• EXERCISE BRIEF
Your output must match the records exactly, line for line.
-------- DATA SHOWN
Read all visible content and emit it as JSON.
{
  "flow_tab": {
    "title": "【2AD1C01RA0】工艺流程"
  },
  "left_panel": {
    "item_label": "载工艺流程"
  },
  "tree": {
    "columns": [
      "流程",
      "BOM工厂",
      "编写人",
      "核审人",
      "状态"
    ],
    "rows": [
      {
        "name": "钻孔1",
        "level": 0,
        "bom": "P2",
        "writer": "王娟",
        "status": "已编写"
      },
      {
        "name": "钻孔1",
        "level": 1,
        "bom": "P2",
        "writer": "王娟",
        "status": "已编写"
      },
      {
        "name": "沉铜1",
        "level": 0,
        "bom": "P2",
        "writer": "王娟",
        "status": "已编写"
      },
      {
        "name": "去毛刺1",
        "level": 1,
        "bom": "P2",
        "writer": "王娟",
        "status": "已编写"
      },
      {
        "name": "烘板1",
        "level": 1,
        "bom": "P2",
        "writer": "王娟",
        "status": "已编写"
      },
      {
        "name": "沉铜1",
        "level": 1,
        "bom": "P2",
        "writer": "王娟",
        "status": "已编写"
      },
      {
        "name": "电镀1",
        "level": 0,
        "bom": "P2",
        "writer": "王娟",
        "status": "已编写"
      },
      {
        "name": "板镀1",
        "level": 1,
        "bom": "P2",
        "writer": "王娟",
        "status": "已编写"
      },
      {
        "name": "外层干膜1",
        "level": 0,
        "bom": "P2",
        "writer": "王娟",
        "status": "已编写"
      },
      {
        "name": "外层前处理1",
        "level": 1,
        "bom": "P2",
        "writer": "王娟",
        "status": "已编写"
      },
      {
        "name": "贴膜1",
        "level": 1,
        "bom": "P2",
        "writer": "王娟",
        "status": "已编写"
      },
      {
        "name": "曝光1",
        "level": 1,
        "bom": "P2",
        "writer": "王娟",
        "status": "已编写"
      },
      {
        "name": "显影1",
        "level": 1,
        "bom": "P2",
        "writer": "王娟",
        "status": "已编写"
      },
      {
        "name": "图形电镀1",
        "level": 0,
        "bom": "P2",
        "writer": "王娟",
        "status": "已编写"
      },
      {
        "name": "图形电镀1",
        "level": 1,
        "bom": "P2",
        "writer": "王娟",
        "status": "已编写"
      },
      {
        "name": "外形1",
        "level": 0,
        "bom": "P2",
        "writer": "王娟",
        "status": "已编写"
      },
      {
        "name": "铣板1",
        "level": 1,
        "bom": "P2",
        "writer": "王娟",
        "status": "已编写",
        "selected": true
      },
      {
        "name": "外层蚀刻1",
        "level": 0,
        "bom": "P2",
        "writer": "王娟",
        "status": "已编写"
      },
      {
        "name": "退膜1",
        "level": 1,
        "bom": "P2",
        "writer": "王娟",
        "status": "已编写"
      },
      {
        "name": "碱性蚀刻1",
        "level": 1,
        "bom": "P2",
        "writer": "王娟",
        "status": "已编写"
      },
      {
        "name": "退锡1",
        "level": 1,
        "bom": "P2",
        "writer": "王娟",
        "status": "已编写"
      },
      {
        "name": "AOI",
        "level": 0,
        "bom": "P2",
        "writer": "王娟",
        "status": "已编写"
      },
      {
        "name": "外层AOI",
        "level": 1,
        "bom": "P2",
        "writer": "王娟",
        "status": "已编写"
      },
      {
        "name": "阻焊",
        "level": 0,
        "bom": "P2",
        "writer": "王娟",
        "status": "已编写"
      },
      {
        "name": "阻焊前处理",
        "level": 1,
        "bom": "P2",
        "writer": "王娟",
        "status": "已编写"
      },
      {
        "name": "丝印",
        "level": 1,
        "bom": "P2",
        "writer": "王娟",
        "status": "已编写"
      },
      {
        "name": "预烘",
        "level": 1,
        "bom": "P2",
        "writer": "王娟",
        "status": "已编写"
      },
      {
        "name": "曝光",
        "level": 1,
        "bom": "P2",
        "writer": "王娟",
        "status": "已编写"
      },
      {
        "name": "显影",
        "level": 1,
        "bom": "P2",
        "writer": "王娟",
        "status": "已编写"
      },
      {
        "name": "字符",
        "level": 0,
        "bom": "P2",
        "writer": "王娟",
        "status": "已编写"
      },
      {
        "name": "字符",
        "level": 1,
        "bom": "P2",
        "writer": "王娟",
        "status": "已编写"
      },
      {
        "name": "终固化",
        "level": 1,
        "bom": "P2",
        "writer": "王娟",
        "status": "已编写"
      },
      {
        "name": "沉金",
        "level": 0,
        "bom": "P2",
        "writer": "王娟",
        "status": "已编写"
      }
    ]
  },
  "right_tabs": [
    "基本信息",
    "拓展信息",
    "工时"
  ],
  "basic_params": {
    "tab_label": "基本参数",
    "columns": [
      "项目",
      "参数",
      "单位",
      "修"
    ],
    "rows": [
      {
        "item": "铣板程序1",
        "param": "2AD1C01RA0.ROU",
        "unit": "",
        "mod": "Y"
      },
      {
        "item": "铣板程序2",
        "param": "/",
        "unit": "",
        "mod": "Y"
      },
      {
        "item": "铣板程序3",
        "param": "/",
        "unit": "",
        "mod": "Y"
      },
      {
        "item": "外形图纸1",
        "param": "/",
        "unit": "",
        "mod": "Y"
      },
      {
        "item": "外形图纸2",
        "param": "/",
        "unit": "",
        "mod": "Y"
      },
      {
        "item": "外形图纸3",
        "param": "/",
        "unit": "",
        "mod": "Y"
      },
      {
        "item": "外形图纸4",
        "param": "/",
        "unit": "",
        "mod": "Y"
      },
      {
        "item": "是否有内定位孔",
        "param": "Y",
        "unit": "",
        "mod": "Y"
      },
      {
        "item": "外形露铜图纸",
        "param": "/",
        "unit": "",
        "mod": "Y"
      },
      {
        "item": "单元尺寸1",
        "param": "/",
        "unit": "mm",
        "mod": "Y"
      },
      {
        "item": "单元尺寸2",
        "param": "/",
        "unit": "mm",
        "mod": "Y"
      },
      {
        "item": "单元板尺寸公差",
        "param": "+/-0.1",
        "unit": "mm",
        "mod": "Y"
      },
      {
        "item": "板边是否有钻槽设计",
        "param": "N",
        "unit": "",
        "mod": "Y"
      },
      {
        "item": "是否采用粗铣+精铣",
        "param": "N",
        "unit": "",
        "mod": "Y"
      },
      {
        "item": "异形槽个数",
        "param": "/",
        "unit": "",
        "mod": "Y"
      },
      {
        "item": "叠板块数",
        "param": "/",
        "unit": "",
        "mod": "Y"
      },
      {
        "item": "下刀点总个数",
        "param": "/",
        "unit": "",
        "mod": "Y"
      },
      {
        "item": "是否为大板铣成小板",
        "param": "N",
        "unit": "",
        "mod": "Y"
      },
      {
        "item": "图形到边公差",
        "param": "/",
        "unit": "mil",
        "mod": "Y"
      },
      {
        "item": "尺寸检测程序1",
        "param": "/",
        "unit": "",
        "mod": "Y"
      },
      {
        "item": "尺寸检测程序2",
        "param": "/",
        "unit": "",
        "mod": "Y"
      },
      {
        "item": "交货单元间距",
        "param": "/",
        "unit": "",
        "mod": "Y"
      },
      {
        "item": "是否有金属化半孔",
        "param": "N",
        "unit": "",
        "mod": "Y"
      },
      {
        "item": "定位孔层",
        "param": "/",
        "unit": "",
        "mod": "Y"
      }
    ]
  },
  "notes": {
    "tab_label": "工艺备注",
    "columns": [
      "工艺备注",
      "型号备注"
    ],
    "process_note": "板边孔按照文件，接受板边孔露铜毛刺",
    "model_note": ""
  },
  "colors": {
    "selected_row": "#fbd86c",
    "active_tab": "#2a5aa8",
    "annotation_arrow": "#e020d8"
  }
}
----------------
• RESULT FOR THIS EXERCISE
Read all visible content and emit it as JSON.
{
  "flow_tab": {
    "title": "【2AD1C01RA0】工艺流程"
  },
  "left_panel": {
    "item_label": "载工艺流程"
  },
  "tree": {
    "columns": [
      "流程",
      "BOM工厂",
      "编写人",
      "核审人",
      "状态"
    ],
    "rows": [
      {
        "name": "钻孔1",
        "level": 0,
        "bom": "P2",
        "writer": "王娟",
        "status": "已编写"
      },
      {
        "name": "钻孔1",
        "level": 1,
        "bom": "P2",
        "writer": "王娟",
        "status": "已编写"
      },
      {
        "name": "沉铜1",
        "level": 0,
        "bom": "P2",
        "writer": "王娟",
        "status": "已编写"
      },
      {
        "name": "去毛刺1",
        "level": 1,
        "bom": "P2",
        "writer": "王娟",
        "status": "已编写"
      },
      {
        "name": "烘板1",
        "level": 1,
        "bom": "P2",
        "writer": "王娟",
        "status": "已编写"
      },
      {
        "name": "沉铜1",
        "level": 1,
        "bom": "P2",
        "writer": "王娟",
        "status": "已编写"
      },
      {
        "name": "电镀1",
        "level": 0,
        "bom": "P2",
        "writer": "王娟",
        "status": "已编写"
      },
      {
        "name": "板镀1",
        "level": 1,
        "bom": "P2",
        "writer": "王娟",
        "status": "已编写"
      },
      {
        "name": "外层干膜1",
        "level": 0,
        "bom": "P2",
        "writer": "王娟",
        "status": "已编写"
      },
      {
        "name": "外层前处理1",
        "level": 1,
        "bom": "P2",
        "writer": "王娟",
        "status": "已编写"
      },
      {
        "name": "贴膜1",
        "level": 1,
        "bom": "P2",
        "writer": "王娟",
        "status": "已编写"
      },
      {
        "name": "曝光1",
        "level": 1,
        "bom": "P2",
        "writer": "王娟",
        "status": "已编写"
      },
      {
        "name": "显影1",
        "level": 1,
        "bom": "P2",
        "writer": "王娟",
        "status": "已编写"
      },
      {
        "name": "图形电镀1",
        "level": 0,
        "bom": "P2",
        "writer": "王娟",
        "status": "已编写"
      },
      {
        "name": "图形电镀1",
        "level": 1,
        "bom": "P2",
        "writer": "王娟",
        "status": "已编写"
      },
      {
        "name": "外形1",
        "level": 0,
        "bom": "P2",
        "writer": "王娟",
        "status": "已编写"
      },
      {
        "name": "铣板1",
        "level": 1,
        "bom": "P2",
        "writer": "王娟",
        "status": "已编写",
        "selected": true
      },
      {
        "name": "外层蚀刻1",
        "level": 0,
        "bom": "P2",
        "writer": "王娟",
        "status": "已编写"
      },
      {
        "name": "退膜1",
        "level": 1,
        "bom": "P2",
        "writer": "王娟",
        "status": "已编写"
      },
      {
        "name": "碱性蚀刻1",
        "level": 1,
        "bom": "P2",
        "writer": "王娟",
        "status": "已编写"
      },
      {
        "name": "退锡1",
        "level": 1,
        "bom": "P2",
        "writer": "王娟",
        "status": "已编写"
      },
      {
        "name": "AOI",
        "level": 0,
        "bom": "P2",
        "writer": "王娟",
        "status": "已编写"
      },
      {
        "name": "外层AOI",
        "level": 1,
        "bom": "P2",
        "writer": "王娟",
        "status": "已编写"
      },
      {
        "name": "阻焊",
        "level": 0,
        "bom": "P2",
        "writer": "王娟",
        "status": "已编写"
      },
      {
        "name": "阻焊前处理",
        "level": 1,
        "bom": "P2",
        "writer": "王娟",
        "status": "已编写"
      },
      {
        "name": "丝印",
        "level": 1,
        "bom": "P2",
        "writer": "王娟",
        "status": "已编写"
      },
      {
        "name": "预烘",
        "level": 1,
        "bom": "P2",
        "writer": "王娟",
        "status": "已编写"
      },
      {
        "name": "曝光",
        "level": 1,
        "bom": "P2",
        "writer": "王娟",
        "status": "已编写"
      },
      {
        "name": "显影",
        "level": 1,
        "bom": "P2",
        "writer": "王娟",
        "status": "已编写"
      },
      {
        "name": "字符",
        "level": 0,
        "bom": "P2",
        "writer": "王娟",
        "status": "已编写"
      },
      {
        "name": "字符",
        "level": 1,
        "bom": "P2",
        "writer": "王娟",
        "status": "已编写"
      },
      {
        "name": "终固化",
        "level": 1,
        "bom": "P2",
        "writer": "王娟",
        "status": "已编写"
      },
      {
        "name": "沉金",
        "level": 0,
        "bom": "P2",
        "writer": "王娟",
        "status": "已编写"
      }
    ]
  },
  "right_tabs": [
    "基本信息",
    "拓展信息",
    "工时"
  ],
  "basic_params": {
    "tab_label": "基本参数",
    "columns": [
      "项目",
      "参数",
      "单位",
      "修"
    ],
    "rows": [
      {
        "item": "铣板程序1",
        "param": "2AD1C01RA0.ROU",
        "unit": "",
        "mod": "Y"
      },
      {
        "item": "铣板程序2",
        "param": "/",
        "unit": "",
        "mod": "Y"
      },
      {
        "item": "铣板程序3",
        "param": "/",
        "unit": "",
        "mod": "Y"
      },
      {
        "item": "外形图纸1",
        "param": "/",
        "unit": "",
        "mod": "Y"
      },
      {
        "item": "外形图纸2",
        "param": "/",
        "unit": "",
        "mod": "Y"
      },
      {
        "item": "外形图纸3",
        "param": "/",
        "unit": "",
        "mod": "Y"
      },
      {
        "item": "外形图纸4",
        "param": "/",
        "unit": "",
        "mod": "Y"
      },
      {
        "item": "是否有内定位孔",
        "param": "Y",
        "unit": "",
        "mod": "Y"
      },
      {
        "item": "外形露铜图纸",
        "param": "/",
        "unit": "",
        "mod": "Y"
      },
      {
        "item": "单元尺寸1",
        "param": "/",
        "unit": "mm",
        "mod": "Y"
      },
      {
        "item": "单元尺寸2",
        "param": "/",
        "unit": "mm",
        "mod": "Y"
      },
      {
        "item": "单元板尺寸公差",
        "param": "+/-0.1",
        "unit": "mm",
        "mod": "Y"
      },
      {
        "item": "板边是否有钻槽设计",
        "param": "N",
        "unit": "",
        "mod": "Y"
      },
      {
        "item": "是否采用粗铣+精铣",
        "param": "N",
        "unit": "",
        "mod": "Y"
      },
      {
        "item": "异形槽个数",
        "param": "/",
        "unit": "",
        "mod": "Y"
      },
      {
        "item": "叠板块数",
        "param": "/",
        "unit": "",
        "mod": "Y"
      },
      {
        "item": "下刀点总个数",
        "param": "/",
        "unit": "",
        "mod": "Y"
      },
      {
        "item": "是否为大板铣成小板",
        "param": "N",
        "unit": "",
        "mod": "Y"
      },
      {
        "item": "图形到边公差",
        "param": "/",
        "unit": "mil",
        "mod": "Y"
      },
      {
        "item": "尺寸检测程序1",
        "param": "/",
        "unit": "",
        "mod": "Y"
      },
      {
        "item": "尺寸检测程序2",
        "param": "/",
        "unit": "",
        "mod": "Y"
      },
      {
        "item": "交货单元间距",
        "param": "/",
        "unit": "",
        "mod": "Y"
      },
      {
        "item": "是否有金属化半孔",
        "param": "N",
        "unit": "",
        "mod": "Y"
      },
      {
        "item": "定位孔层",
        "param": "/",
        "unit": "",
        "mod": "Y"
      }
    ]
  },
  "notes": {
    "tab_label": "工艺备注",
    "columns": [
      "工艺备注",
      "型号备注"
    ],
    "process_note": "板边孔按照文件，接受板边孔露铜毛刺",
    "model_note": ""
  },
  "colors": {
    "selected_row": "#fbd86c",
    "active_tab": "#2a5aa8",
    "annotation_arrow": "#e020d8"
  }
}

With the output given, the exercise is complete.